"Is anyone here a doctor?" can be a polarizing question. A recent Doximity poll of approximately 5,700 clinicians found that the majority (69%) of clinicians would provide care in an emergency situation outside of the workplace. Among the remaining respondents, 7% would only provide care if they had proper equipment available, 6% would not provide care but would refer to clinicians with more emergency medicine experience, 10% are not sure what they would do, and 6% say they would not provide care at all.
Among physicians, NPs, and PAs, approximately half of clinicians in each profession report they would provide care in an emergency situation. Pharmacists are more likely to say yes only if they have the proper equipment. They are also more likely to direct the patient to other clinicians. This is likely due to the nature of pharmaceutical work, which does not usually involve emergency patient care. Medical students are less likely to give a resounding "yes." Almost half (44%) of medical students surveyed say they are not sure what they would do in this situation, with 17% answering they would provide care only if they had the proper equipment. While there is no legal requirement to show medical credentials to provide emergency care, the AAMC recommends that medical students fly with a scanned copy of their hospital badge.
“I try to provide emergency care whenever possible,” said Brian Sullivan, MD, an orthopaedic surgeon in Baltimore, MD. “As an orthopedist, I certainly know my limitations and will defer to others on many medical issues, if available.” Dr. Sullivan noted that it would be ideal to have proper equipment and resources available in these situations, but this is not always feasible.
Willingness to provide emergency care varied greatly across specialties. Overall, general surgeons are the most likely to attend to emergency situations outside of work, with 67% of respondents choosing to provide care in some way. General surgeons may be more likely to provide emergency care because they are trained to handle complications in the operating room such as shock, hemorrhage, and pulmonary and cardiological complications, which may be similar to complications experienced in public or while traveling in an airplane.
With their extensive training in emergency care, emergency physicians are the second most likely to assist in an out-of-workplace situation overall, and the most likely to provide care when the proper equipment may not be available. Pulmonology (59%), cardiology (57%), and pediatrics (57%) followed general surgery and emergency medicine as the most likely specialties to assist in an emergency situation.

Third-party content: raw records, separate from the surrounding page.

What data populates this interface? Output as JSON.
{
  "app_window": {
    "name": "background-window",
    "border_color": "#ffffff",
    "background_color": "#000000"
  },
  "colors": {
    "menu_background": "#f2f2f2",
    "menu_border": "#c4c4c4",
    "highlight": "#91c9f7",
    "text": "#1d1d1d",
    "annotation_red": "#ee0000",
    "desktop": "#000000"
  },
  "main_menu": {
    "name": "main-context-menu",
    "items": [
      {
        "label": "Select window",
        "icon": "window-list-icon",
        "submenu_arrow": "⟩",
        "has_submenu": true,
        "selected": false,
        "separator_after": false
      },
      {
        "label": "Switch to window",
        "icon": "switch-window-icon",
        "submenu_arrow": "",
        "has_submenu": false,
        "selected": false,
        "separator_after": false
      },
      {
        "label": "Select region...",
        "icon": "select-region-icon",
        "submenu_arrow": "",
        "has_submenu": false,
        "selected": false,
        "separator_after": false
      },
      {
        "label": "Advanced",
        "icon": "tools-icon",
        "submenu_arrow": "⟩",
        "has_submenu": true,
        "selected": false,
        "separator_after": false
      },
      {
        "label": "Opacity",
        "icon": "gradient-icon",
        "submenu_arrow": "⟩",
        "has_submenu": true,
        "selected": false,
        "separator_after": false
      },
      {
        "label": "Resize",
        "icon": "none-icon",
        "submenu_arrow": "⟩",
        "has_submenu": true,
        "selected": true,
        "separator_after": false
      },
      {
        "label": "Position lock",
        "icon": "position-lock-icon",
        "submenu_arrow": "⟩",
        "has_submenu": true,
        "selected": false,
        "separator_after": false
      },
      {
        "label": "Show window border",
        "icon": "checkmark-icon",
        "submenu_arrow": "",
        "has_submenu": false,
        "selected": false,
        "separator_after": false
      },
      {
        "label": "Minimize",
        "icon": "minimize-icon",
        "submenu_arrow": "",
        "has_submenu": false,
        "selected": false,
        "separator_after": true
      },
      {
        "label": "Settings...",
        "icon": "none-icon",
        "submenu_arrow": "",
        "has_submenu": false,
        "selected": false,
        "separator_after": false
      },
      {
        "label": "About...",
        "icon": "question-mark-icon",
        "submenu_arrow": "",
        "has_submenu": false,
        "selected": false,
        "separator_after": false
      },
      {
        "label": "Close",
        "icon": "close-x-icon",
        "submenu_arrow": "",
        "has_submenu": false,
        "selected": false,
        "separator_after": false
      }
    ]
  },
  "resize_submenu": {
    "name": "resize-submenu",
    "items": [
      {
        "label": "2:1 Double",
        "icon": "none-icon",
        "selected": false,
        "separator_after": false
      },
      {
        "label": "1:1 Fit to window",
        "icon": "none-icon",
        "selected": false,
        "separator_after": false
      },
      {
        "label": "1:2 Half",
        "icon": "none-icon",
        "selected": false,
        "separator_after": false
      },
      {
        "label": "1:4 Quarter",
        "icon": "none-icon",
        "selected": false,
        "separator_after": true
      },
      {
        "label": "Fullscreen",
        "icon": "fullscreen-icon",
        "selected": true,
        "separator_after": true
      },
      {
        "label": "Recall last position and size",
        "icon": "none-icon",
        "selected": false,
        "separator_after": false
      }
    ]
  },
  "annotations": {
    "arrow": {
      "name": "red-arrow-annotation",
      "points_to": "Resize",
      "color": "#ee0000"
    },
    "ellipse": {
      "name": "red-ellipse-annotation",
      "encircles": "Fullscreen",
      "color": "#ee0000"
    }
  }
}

In general, surgical specialties reported a slightly higher willingness to help than primary care physicians: 58% of neurosurgeons and 51% of orthopaedic surgeons, compared with 51% of family physicians and 48% of internists.
Even though a significant portion of physicians report their willingness to provide emergency care, not all physicians are confident in their ability to do so. “I would be worried I could not provide effective care,” said Shona Hillman, MD, a family medicine physician in Chicago. “I hope I would have the courage to provide CPR if it was needed, at least, or stop bleeding and call 911.” Upon reflection, she added, “Truth is, if you let yourself into the situation, adrenaline kicks in and you know what to do if you're trained.”
Based on the survey, men appear slightly more likely to provide emergency care outside of the workplace (51%) than women (48%). A possible explanation may be that there are more men than women in specialties that report the highest willingness to provide emergency care outside of work, such as general surgery, emergency medicine, and orthopaedic surgery. Notably, 33% of women surveyed are not sure what they would do, compared to 23% of men. It’s possible some women may choose to make a judgment call based on the specific situation and which other clinicians are around to help.
Inclination to assist with emergency situations also appears to increase with age, peaking with clinicians aged 65-69. While poll findings show this willingness declines around retirement age, clinicians aged 70 and older appear more likely to provide care than clinicians under the age of 40. One possible explanation is that with age often comes increased experience and confidence in one’s abilities, despite the care setting.
Some physicians are concerned about whether they would be covered under so-called “Good Samaritan laws,” which differ from state to state. Generally speaking, there is no legal obligation to provide care to a patient in need outside of the workplace. If a clinician provides care, it should be for stabilization of the patient only. Through Good Samaritan laws, clinicians have protections from ordinary negligence, but not gross, willful, or wanton negligence. In the air, physicians are covered under the Aviation Medical Assistance Act of 1998, which allows physicians to treat a patient in good faith when flying over the U.S. Although clinicians are typically covered through these laws, there are cases where clinicians have been sued for providing negligent emergency care.
Despite some concerns around providing care beyond the workplace, the majority of clinicians report they would aid in an emergency situation. Many clinicians feel a duty to provide this care, even though there is no legal requirement to do so.
Dr. Paul Holtrop, a neonatal/perinatology physician in Michigan sums up this duty and says he would provide emergency care outside of the workplace to the best of his ability. “We might not be the perfect specialist in a given situation, but we still probably know more than most of the other people around.”
Tell us about a time when you provided emergency care outside of the workplace in the comments below.